HAMTRAMCK, Mich. — It is the pitiful fate of objects to serve as proxies for our failed dreams, relationships, and ambitions. This concept is acutely present throughout Fate of the Machinery, a project by Kate Levy that has evolved over the course of a month at the gallery 9338 Campau in Hamtramck. The objects in this case are represented by auction listings, which comprise the complete record of transactions handled by Norman Levy Associates, Inc. the auction house that sustained the artist’s family for two generations before, ironically, sliding into decline after selling out to a “strategic buyer” (according to Kate Levy’s uncle, Robert Levy, who worked at his father Norman’s company) in the late 1990s.
These listings are charmingly archaic, ranging backward in time to deal with industrial equipment, going through an early electronics bust in the 1970s, cataloguing the microcosmic rises and falls in the bigger picture of Detroit’s economic roller coaster. Different forms of mapping time and place crop up frequently around 9338 Campau gallerist Steve Panton. His former location, 2739 Edwin, featured “Hamtramck Redact” by Andrew Thompson, which involved a charcoal rendering of Hamtramck that evolved over the course of a month. Panton himself creates elaborate, research-based installations by arranging items found in the stacks at the Detroit Public Library or collected during his daily walks along the Hamtramck train tracks, as with “Railroad.”
“I think that in broad terms Kate is interested in mapping how the past influences the present. I am too,” Panton says of Levy’s show. “There’s a part of the project that’s looking at the specifics of deindustrialization by tracing the thousands of industrial auctions that her family’s business conducted. The sheer scale of this history is staggering, but also surprisingly moving. It’s hard to look at it without thinking of all of the people that were impacted.”

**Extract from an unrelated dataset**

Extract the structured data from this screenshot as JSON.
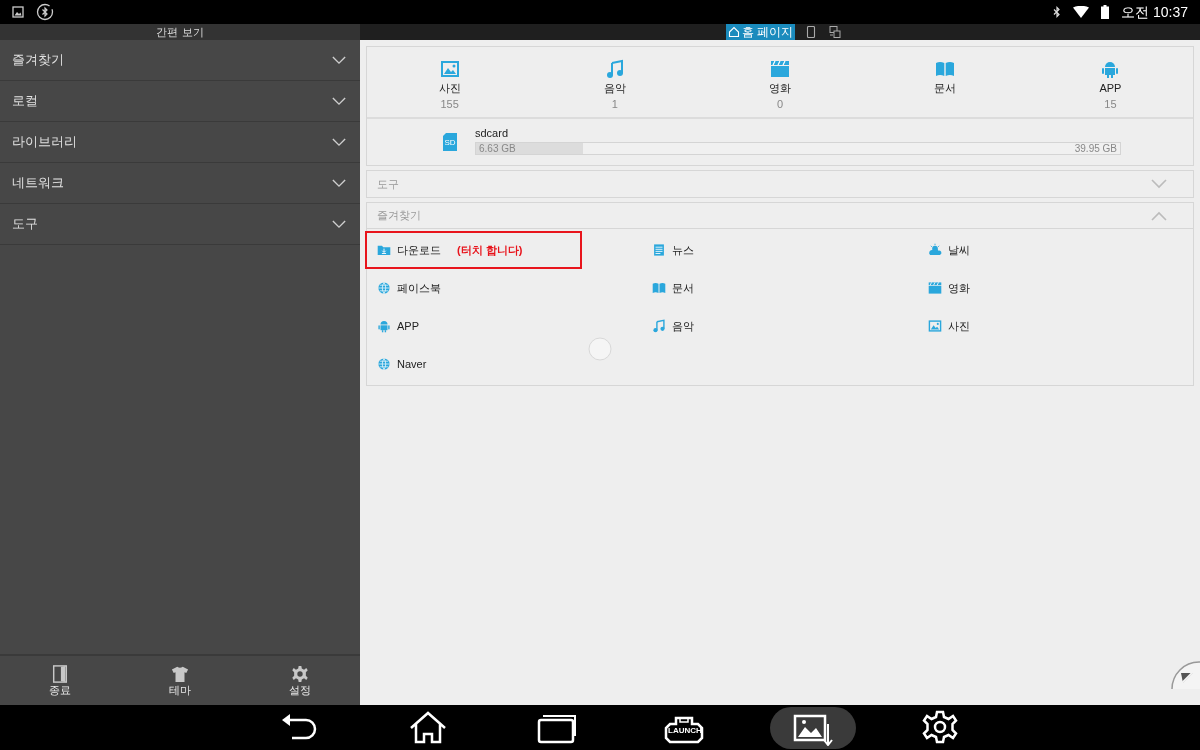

This “mapping” takes the form of clippings documenting every auction listing for the business, obsessively collected by Levy from Detroit Free Press microfilm archives, and just as obsessively reconstructed in chronological order along several walls of the gallery. A second aspect of the show is a manuscript compiling images, documents, and interviews conducted by Levy with her family, exploring their attitudes toward money, class, and race. Says Panton: “Ultimately, it’s looking at value systems in a city with massive inequalities of wealth.” Visitors to the gallery are invited to annotate by hand a version of the manuscript.
The third element of the show is a series of discussion sessions (organized in collaboration with Hamtramck Free School) dealing with aspects of the wider economics being touched upon by Kate’s works. They have included a presentation by and discussion with Rutgers Professor Beryl Satter, author of Family Properties: Race, Real Estate, and the Exploitation of Black Urban America; a reading of a section of the book Capitalism and the Jews, which has been particularly influential on Levy’s thinking for the show; a panel about sustainable economies featuring local activists; and readings from the zine Fate of the Machinery, which Levy is assembling over the course of the project and that illustrates her research to date.
That Panton and Levy are so dedicated to incorporating elements of continuing education and ongoing analysis with the work on display underscores the sense that those unaware of the past are doomed to repeat it. At a moment when Detroit finds itself dangerously near the auction block, Fate of the Machinery is a timely reminder that the “benefits” of capitalism are not without backlash; the fate of the machines may be ours to share.
Fate of the Machinery continues at 9338 Campau (9338 Joseph Campau, Hamtramck, Michigan) through October 10.
Correction: This piece originally misstated the name of the auction house, the reason for its demise, and who collected the auction listings used in the project. The errors have been fixed.